    Rejection and Waitlist Data for Duke University
    Rejection and Waitlist Data for Duke University. Data Courtesy of Cappex

    When you look at the graph at the top of this article, you might conclude that an "A" average and high SAT scores give you a good chance of being admitted to Duke University.

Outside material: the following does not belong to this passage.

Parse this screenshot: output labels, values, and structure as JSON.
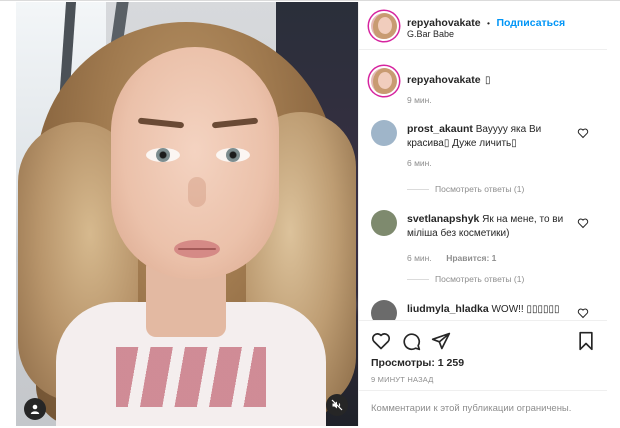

When we strip away the acceptance data points, however, we can see that a lot of extremely strong students were not admitted.

    The reasons why a strong student gets rejected are many: a flawed Common Application essay and/or supplemental essays; letters of recommendation that raise concerns (Duke requires three letters); a weak alumni interview (note that the interview isn't required of all applicants); a failure to take the most challenging courses available (such as IB, AP, and Honors); a lack of depth and accomplishment on the extracurricular front; and so on.

    Also, you can improve your admissions chances if you highlight true artistic talent in an artistic supplement, and by applying to the university early decision (do this only if you are 100% sure that Duke is your first-choice school).